Knudsen, a tall and retiring Danish immigrant who had gotten his start in the auto industry as an early aide to Henry Ford before irritating Ford by defecting to General Motors, was both a talented auto engineer and a man with exceptional leadership skills. When FDR invited him to the White House in May 1940 to join the Council of National Defense, the United States, of course, was not yet at war. But Great Britain had only just rescued its troops from Dunkirk and was desperately in need of any military equipment that it could obtain in America. Later, as head of the Office of War Production, Knudsen pulled in his own auto contacts in Detroit and soon had Packard transforming factories for the production of Britain’s Merlin engine. The Merlin was the engine that powered the Spitfire and, eventually, the most effective Allied fighter of the war, the P-51 Mustang.

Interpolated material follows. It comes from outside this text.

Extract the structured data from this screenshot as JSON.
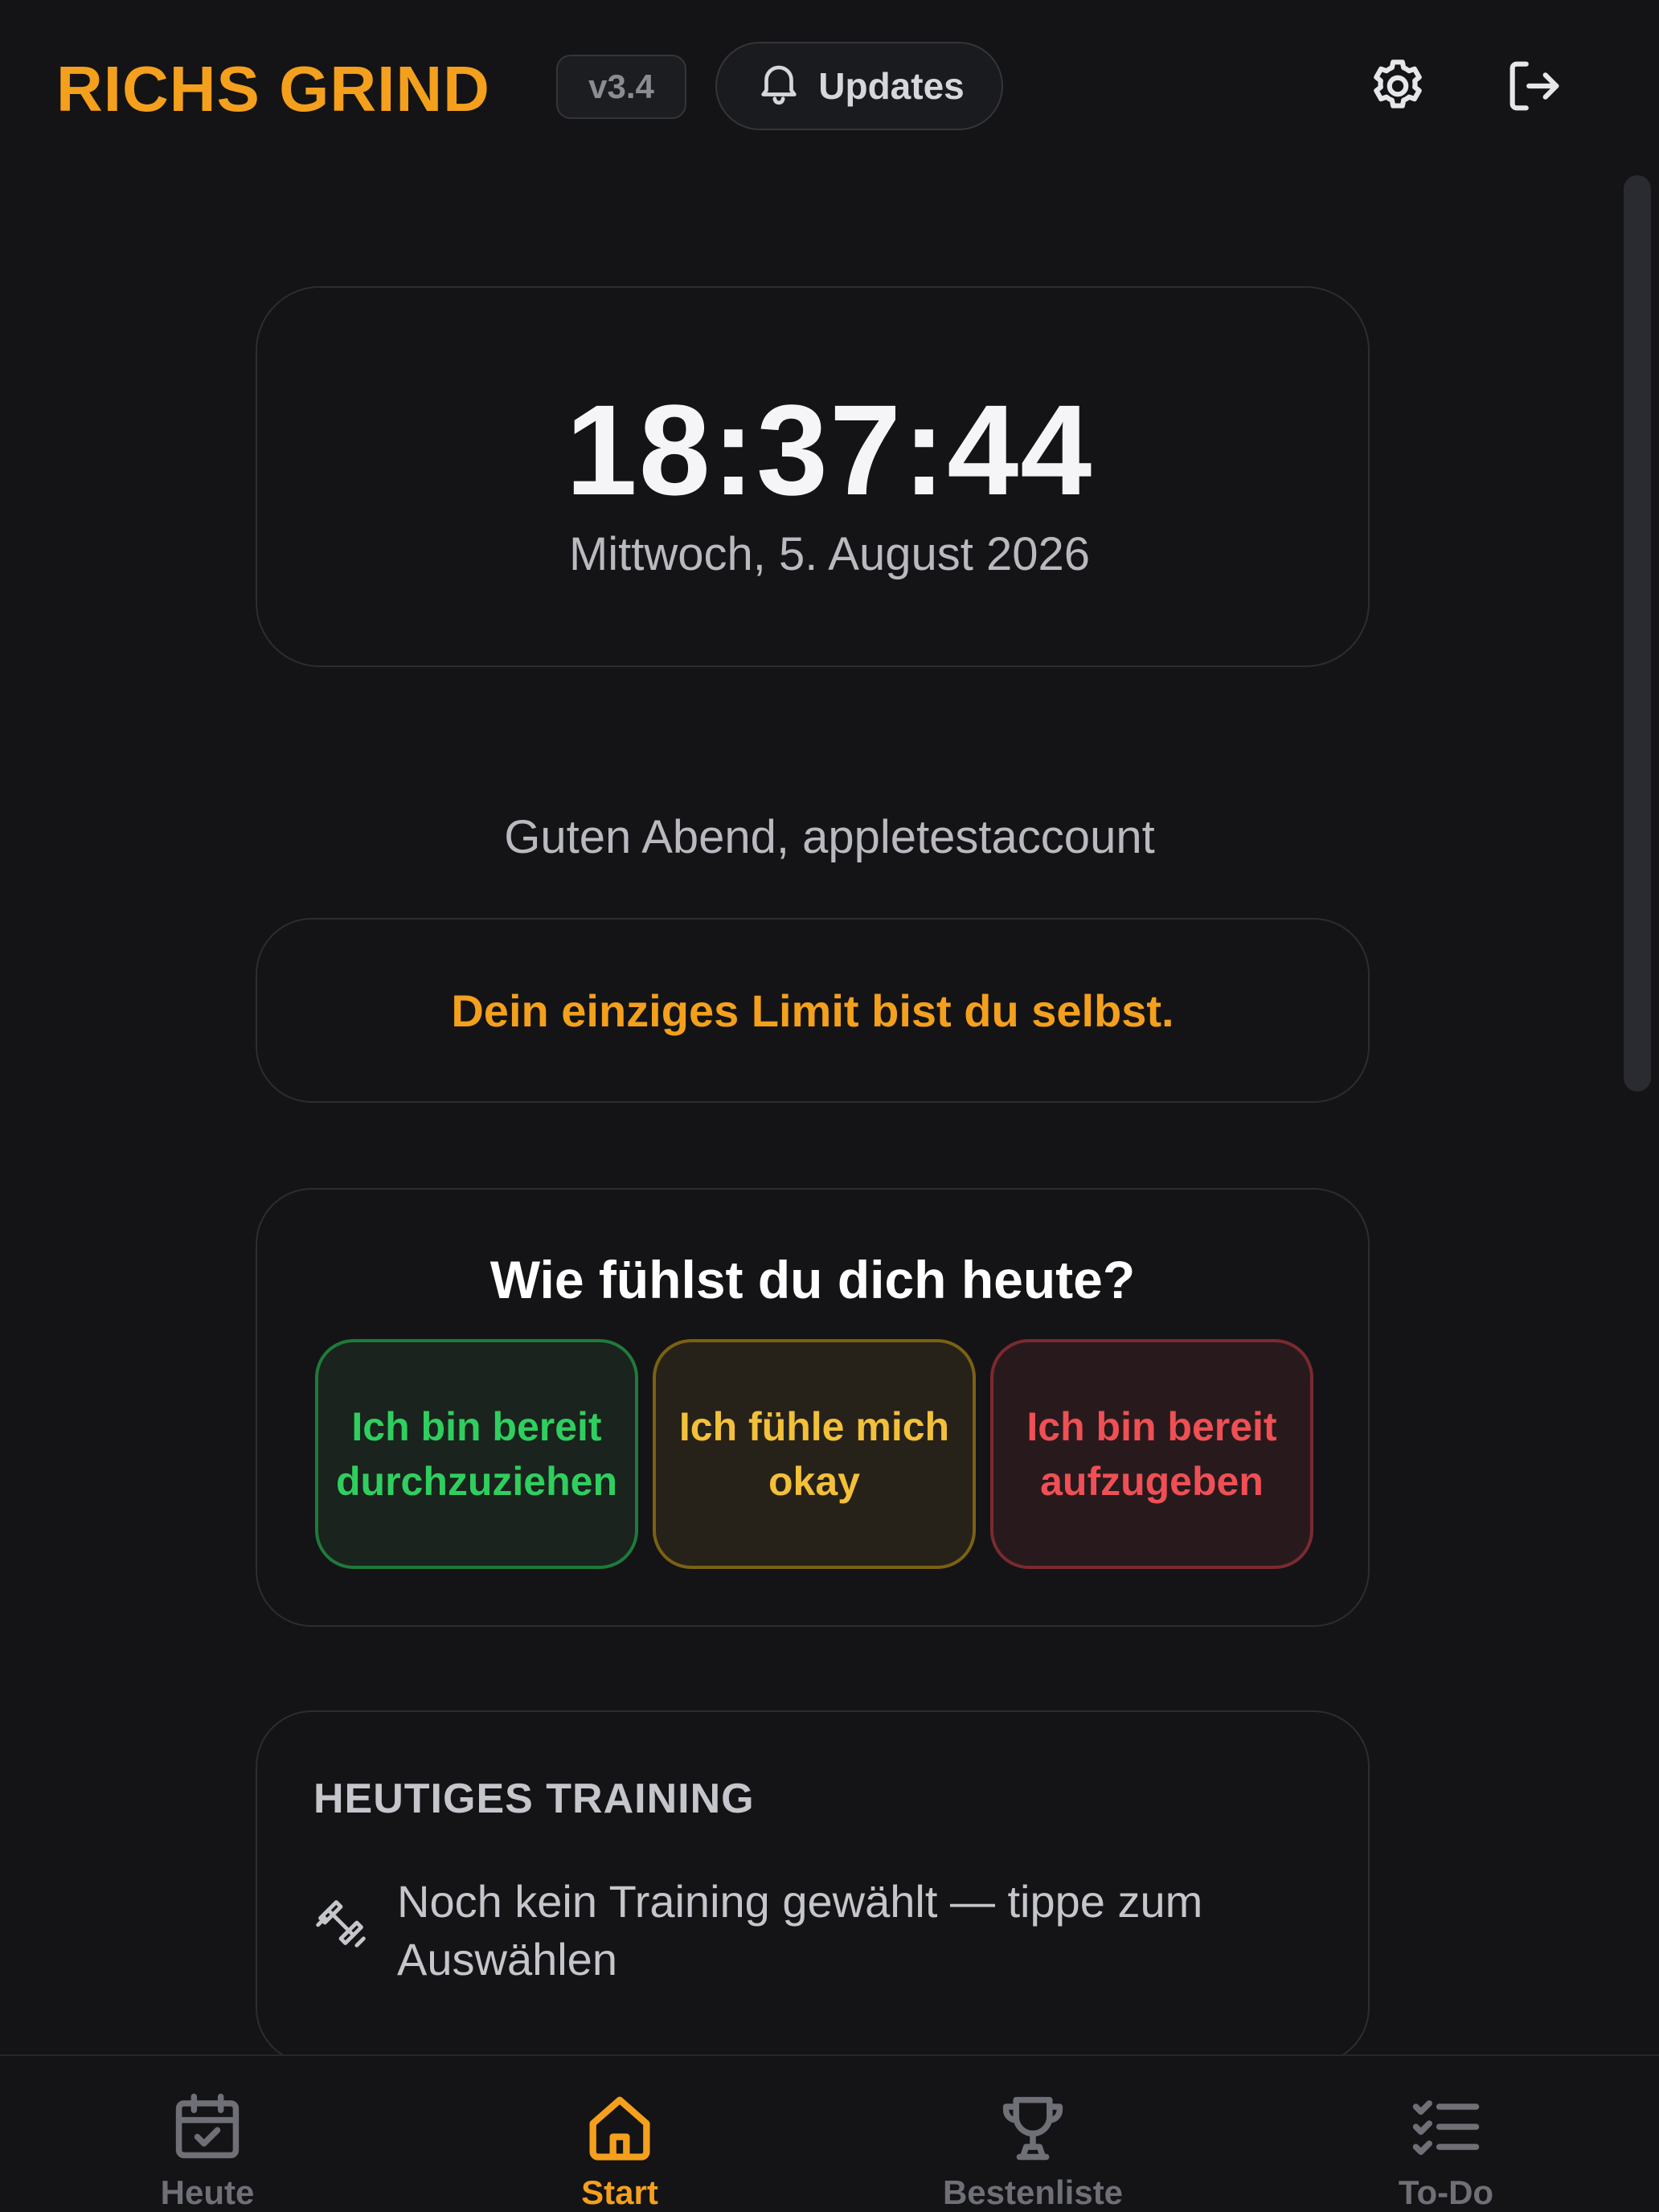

The Office of Production Management (OPM), to which Knudsen was sent as chief, struggled during the uncertain times of the fall of France and the Battle of Britain, before the Lend-Lease Treaty made possible the transfer of essential military equipment to Britain. Even before the United States actually entered the war at the end of 1941, the defense buildup was constantly being criticized in Washington—not only by journalists and members of Congress, but sometimes even by Eleanor Roosevelt. There were wildcat strikes in important war industries.

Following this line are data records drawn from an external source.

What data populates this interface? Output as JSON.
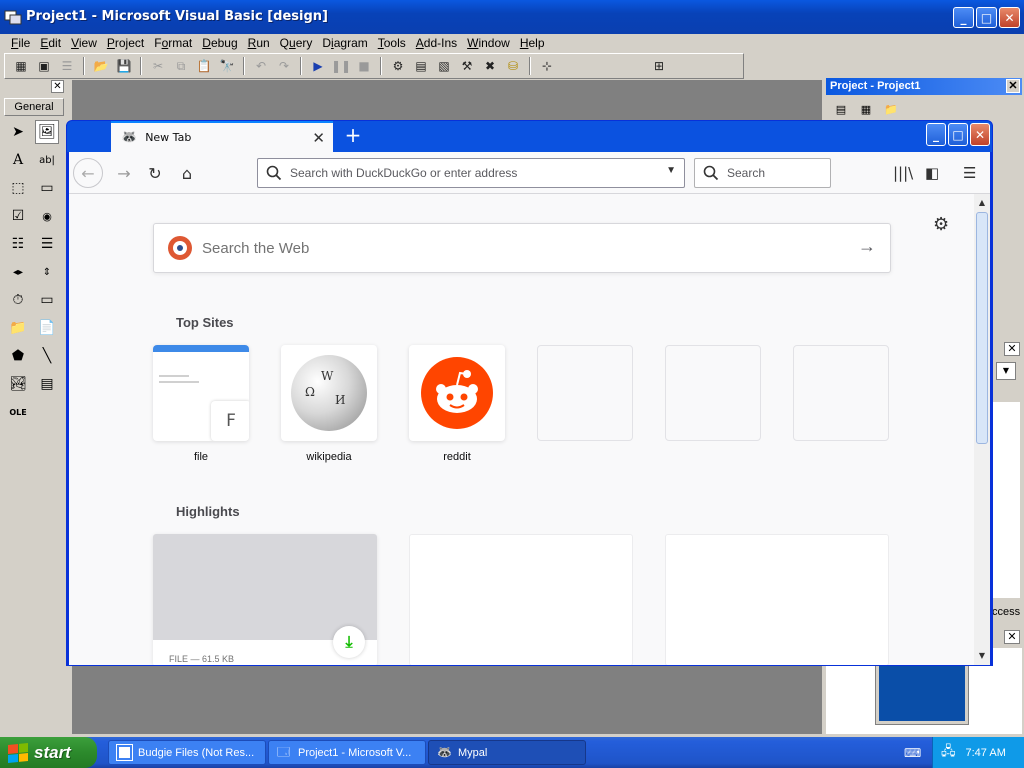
{
  "vb": {
    "title": "Project1 - Microsoft Visual Basic [design]",
    "menu": [
      {
        "pre": "",
        "u": "F",
        "post": "ile"
      },
      {
        "pre": "",
        "u": "E",
        "post": "dit"
      },
      {
        "pre": "",
        "u": "V",
        "post": "iew"
      },
      {
        "pre": "",
        "u": "P",
        "post": "roject"
      },
      {
        "pre": "F",
        "u": "o",
        "post": "rmat"
      },
      {
        "pre": "",
        "u": "D",
        "post": "ebug"
      },
      {
        "pre": "",
        "u": "R",
        "post": "un"
      },
      {
        "pre": "Q",
        "u": "u",
        "post": "ery"
      },
      {
        "pre": "D",
        "u": "i",
        "post": "agram"
      },
      {
        "pre": "",
        "u": "T",
        "post": "ools"
      },
      {
        "pre": "",
        "u": "A",
        "post": "dd-Ins"
      },
      {
        "pre": "",
        "u": "W",
        "post": "indow"
      },
      {
        "pre": "",
        "u": "H",
        "post": "elp"
      }
    ],
    "toolbox_tab": "General",
    "project_panel_title": "Project - Project1",
    "side_partial_text": "ccess"
  },
  "firefox": {
    "tab_title": "New Tab",
    "url_placeholder": "Search with DuckDuckGo or enter address",
    "search_placeholder": "Search",
    "web_search_placeholder": "Search the Web",
    "top_sites_heading": "Top Sites",
    "top_sites": [
      {
        "label": "file",
        "badge": "F"
      },
      {
        "label": "wikipedia"
      },
      {
        "label": "reddit"
      }
    ],
    "highlights_heading": "Highlights",
    "highlight_meta": "FILE — 61.5 KB"
  },
  "taskbar": {
    "start_label": "start",
    "tasks": [
      "Budgie Files (Not Res...",
      "Project1 - Microsoft V...",
      "Mypal"
    ],
    "clock": "7:47 AM"
  },
  "colors": {
    "xp_blue": "#0a58e0",
    "taskbar_blue": "#245edb",
    "start_green": "#2c8a2c",
    "reddit": "#ff4500",
    "duckduckgo": "#de5833"
  }
}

In the general New Deal atmosphere of antipathy to business, Knudsen scorned the pleas of friends and associates to defend his job performance in public. The result of this contempt for bureaucratic infighting was his dismissal by Roosevelt and the dissolution of the OPM 10 months after it had begun its work. But admirers within the administration, dismayed by Roosevelt’s treatment of Knudsen, contrived to keep him on, working for the OPM’s successor, the National Defense Advisory Commission, as a three-star general. Here, Knudsen’s leadership skills were stretched to the limit by, among other things, helping coordinate the manufacture of the hugely complicated, and at first seriously flawed, B-29. He was also instrumental in signing up the auto industry to make weapons of war.
Henry Kaiser, the great war industrialist, earned his reputation by turning around the steel industry and carving out new shipyards on the West Coast to build the Liberty cargo vessels that braved the U-boat-infested North Atlantic to resupply Great Britain (and America’s own armed forces in Europe). Kaiser succeeded in prefabricating production and helping coordinate different stages of construction so smoothly that the ships were sometimes constructed in 10 days or fewer. But Kaiser had his weaknesses: He was, for example, a vociferous advocate for Howard Hughes’s gigantic flying boat, the Spruce Goose, long after Congress had declined to fund it.
The mobilization of industry to equip the Allies resulted in major changes in American life. By 1945 some 15 million civilians were living in a different part of America from where they had been at the time of Pearl Harbor. Perhaps more important, a defense construction industry that had been almost entirely male at the beginning of the war by 1944 had a workforce that was 36 percent women. At the Kaiser shipyards in Richmond, California, women were 70 percent of the workforce—including “Rosie the Riveter,” who actually worked at the Lockheed aircraft factory and became an image of female emancipation and power that would survive long after the end of the war.
Herman makes a useful point in all this about American capitalism. “No other wartime economy,” he writes, “depended more on the free enterprise system than America’s, and that one produced more of everything in quality and quantity both in military and civilian goods.”
David Aikman is the author, most recently, of The Mirage of Peace: Understanding the Never-Ending Conflict in the Middle East.